| What the task asks |
Which lines of the records contain the word "rank"? Show each of them.
════
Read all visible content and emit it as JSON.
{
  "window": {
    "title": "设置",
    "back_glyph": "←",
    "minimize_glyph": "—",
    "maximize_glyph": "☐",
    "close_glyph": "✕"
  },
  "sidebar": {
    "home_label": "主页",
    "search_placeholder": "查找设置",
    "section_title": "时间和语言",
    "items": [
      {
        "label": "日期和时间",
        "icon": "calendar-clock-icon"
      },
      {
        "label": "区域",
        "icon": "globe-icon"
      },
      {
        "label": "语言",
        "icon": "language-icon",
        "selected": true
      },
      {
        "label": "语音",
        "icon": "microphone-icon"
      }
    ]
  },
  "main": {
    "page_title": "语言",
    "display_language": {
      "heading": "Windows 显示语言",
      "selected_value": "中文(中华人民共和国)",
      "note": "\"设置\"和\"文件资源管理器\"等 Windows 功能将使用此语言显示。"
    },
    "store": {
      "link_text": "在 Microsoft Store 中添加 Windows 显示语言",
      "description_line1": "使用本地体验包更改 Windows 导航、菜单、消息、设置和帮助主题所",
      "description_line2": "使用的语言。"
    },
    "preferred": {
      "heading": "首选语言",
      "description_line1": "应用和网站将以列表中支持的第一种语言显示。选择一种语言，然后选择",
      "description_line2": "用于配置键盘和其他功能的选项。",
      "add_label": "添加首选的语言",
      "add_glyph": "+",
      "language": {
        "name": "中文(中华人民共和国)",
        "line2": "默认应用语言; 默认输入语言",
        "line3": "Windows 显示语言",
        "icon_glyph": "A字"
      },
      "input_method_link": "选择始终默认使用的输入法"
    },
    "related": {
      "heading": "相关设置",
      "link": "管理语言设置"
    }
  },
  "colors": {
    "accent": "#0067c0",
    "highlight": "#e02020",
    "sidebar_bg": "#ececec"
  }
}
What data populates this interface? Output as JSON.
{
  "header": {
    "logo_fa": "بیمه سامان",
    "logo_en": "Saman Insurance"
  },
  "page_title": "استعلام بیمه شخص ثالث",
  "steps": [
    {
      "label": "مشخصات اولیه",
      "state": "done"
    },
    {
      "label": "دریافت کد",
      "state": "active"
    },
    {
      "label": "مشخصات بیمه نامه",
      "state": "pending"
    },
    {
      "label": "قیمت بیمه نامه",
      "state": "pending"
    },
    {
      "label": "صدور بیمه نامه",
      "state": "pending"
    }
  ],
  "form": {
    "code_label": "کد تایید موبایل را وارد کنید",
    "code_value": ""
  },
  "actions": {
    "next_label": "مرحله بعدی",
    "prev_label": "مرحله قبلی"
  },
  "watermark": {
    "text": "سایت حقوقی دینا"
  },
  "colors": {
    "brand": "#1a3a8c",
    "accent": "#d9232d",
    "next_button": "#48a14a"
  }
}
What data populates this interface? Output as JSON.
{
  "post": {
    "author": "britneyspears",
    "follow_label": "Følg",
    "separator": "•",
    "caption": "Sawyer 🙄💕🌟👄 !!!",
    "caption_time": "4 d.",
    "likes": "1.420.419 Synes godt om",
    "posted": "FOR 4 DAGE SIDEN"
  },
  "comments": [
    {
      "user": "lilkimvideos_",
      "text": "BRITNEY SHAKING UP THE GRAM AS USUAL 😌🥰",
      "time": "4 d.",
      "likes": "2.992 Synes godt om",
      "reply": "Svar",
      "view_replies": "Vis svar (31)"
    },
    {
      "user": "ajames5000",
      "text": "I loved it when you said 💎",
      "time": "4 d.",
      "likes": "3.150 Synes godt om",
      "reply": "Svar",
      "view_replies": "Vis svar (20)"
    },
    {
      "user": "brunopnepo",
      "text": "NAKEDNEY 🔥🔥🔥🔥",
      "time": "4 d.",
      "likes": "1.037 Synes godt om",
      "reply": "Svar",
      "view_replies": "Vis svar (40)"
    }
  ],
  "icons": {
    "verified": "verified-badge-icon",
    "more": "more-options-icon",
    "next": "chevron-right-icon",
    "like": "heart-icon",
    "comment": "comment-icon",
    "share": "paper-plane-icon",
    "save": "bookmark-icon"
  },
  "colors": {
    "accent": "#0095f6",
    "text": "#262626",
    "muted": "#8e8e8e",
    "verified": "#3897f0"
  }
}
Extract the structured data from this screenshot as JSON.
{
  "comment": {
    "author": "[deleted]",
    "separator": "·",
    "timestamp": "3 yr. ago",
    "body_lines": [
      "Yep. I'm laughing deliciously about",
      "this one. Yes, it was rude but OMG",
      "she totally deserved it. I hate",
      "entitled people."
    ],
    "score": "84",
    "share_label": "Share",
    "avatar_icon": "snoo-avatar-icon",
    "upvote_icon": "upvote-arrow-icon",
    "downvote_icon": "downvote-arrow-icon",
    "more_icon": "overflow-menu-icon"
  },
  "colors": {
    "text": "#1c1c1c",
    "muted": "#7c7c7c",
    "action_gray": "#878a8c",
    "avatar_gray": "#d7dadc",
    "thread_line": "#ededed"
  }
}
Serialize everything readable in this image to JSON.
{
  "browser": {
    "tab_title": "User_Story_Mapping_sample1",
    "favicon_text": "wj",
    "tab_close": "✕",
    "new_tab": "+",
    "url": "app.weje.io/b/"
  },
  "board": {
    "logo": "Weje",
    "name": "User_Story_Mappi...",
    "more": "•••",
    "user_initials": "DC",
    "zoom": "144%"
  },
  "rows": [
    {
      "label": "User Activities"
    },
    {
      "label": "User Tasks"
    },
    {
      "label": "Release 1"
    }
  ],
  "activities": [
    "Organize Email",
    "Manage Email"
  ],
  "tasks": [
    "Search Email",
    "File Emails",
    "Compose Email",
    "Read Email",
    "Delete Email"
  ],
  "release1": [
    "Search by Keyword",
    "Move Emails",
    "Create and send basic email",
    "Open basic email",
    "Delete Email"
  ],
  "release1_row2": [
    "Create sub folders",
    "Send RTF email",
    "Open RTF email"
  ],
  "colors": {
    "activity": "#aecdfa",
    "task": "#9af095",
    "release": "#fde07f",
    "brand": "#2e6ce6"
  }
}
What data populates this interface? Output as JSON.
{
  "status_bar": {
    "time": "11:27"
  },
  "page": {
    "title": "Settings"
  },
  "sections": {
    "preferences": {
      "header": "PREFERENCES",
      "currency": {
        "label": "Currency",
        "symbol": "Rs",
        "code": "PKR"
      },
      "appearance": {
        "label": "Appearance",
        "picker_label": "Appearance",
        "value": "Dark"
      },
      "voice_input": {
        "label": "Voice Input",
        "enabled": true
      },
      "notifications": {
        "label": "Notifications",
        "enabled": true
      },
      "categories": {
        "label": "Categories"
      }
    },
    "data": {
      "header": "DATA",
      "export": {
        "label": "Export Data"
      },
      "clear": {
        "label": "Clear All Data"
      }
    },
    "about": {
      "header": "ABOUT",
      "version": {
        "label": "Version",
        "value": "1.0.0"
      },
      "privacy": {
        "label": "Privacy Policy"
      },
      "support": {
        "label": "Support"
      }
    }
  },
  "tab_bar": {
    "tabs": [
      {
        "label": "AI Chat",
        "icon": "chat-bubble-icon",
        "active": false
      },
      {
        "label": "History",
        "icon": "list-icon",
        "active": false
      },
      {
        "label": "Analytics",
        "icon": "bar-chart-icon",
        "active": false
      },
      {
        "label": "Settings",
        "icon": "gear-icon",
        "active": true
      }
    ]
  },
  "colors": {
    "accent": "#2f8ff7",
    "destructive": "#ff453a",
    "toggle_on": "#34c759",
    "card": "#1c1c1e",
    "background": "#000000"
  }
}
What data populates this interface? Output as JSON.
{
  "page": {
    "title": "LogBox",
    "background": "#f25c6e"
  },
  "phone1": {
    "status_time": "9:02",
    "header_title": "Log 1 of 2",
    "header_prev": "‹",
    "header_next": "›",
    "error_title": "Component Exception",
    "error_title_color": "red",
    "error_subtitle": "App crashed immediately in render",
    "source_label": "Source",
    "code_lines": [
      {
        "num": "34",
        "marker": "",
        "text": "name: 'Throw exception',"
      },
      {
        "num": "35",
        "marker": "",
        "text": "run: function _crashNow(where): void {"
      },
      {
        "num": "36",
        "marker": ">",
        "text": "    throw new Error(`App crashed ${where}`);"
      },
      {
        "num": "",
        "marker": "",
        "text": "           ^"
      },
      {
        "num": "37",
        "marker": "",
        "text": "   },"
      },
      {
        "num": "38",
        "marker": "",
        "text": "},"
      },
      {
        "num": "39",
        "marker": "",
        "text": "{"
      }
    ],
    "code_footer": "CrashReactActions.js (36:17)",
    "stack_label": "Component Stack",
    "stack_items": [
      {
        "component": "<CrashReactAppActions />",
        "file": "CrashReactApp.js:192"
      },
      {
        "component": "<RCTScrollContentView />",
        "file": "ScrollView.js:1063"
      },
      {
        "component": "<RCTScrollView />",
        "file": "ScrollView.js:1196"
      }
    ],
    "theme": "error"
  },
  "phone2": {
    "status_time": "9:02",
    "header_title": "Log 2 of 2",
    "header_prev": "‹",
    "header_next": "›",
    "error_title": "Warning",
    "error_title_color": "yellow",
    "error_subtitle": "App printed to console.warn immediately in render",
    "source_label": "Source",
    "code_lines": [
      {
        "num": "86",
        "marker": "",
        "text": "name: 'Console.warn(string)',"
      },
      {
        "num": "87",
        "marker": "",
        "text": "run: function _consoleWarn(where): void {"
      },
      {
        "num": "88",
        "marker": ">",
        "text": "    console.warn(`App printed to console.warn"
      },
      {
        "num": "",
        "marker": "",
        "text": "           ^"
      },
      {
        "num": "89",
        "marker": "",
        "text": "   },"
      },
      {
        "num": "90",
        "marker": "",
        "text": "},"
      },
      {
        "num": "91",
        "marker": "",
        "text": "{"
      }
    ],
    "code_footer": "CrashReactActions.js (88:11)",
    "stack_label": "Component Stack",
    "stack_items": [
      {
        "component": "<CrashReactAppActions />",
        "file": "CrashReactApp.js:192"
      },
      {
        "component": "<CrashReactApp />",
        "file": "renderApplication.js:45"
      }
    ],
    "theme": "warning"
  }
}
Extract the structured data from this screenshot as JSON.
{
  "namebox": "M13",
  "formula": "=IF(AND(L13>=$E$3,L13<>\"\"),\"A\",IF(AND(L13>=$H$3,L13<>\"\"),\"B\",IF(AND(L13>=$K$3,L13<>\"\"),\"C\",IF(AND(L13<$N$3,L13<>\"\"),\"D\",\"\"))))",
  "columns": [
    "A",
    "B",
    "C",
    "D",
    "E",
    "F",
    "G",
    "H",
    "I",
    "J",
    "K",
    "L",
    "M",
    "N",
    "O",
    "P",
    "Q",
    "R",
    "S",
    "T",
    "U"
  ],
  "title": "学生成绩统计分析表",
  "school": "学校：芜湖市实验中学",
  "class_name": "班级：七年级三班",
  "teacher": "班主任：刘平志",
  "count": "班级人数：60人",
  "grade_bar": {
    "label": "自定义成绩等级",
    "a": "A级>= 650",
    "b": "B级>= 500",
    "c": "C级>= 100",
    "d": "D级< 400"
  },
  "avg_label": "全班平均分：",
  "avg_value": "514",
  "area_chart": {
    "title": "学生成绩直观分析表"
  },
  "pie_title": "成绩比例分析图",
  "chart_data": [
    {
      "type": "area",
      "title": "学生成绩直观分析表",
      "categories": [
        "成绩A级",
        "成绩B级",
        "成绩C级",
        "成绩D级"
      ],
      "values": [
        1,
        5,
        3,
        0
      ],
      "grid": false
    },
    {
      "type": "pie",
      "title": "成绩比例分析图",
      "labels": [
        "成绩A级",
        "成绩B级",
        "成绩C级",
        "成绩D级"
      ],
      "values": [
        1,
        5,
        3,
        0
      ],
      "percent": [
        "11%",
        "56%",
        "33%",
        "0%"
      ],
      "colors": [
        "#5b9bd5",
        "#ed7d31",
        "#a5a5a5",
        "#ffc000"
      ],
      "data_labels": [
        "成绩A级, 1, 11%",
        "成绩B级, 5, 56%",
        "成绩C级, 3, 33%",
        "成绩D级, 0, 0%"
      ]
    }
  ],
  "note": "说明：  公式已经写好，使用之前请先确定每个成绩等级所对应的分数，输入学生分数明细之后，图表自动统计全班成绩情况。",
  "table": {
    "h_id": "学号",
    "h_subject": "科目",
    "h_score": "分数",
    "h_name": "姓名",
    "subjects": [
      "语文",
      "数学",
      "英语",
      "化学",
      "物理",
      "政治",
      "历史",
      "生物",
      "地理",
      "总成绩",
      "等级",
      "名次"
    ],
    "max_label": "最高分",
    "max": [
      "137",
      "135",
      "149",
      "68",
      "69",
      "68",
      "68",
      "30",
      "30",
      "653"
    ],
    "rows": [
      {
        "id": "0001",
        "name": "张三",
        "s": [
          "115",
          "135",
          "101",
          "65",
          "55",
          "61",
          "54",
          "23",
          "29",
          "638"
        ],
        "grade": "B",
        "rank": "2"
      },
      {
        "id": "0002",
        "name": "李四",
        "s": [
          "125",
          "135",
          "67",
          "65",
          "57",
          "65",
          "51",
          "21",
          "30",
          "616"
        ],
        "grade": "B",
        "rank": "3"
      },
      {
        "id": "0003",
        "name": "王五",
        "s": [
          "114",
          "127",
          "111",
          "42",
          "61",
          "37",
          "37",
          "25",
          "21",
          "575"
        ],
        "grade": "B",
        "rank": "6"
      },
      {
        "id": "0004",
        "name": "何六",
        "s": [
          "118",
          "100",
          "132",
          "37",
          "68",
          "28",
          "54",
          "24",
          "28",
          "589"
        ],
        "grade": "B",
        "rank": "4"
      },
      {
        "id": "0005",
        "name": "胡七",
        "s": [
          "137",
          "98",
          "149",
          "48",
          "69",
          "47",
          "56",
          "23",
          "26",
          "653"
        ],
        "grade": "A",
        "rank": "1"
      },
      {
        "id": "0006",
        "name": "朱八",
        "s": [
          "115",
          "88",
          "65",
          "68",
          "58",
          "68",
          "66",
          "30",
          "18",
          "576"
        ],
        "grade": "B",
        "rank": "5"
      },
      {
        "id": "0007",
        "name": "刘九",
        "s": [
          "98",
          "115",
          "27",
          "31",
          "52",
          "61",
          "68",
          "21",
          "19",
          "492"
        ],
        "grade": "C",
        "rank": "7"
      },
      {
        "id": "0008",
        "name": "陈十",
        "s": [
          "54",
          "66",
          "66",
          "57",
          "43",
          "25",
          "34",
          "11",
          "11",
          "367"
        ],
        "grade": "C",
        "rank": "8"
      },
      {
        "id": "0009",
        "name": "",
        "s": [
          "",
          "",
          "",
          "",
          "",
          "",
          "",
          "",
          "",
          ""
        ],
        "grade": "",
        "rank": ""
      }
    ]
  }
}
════
| Output below |
        "rank": "2"
        "rank": "3"
        "rank": "6"
        "rank": "4"
        "rank": "1"
        "rank": "5"
        "rank": "7"
        "rank": "8"
        "rank": ""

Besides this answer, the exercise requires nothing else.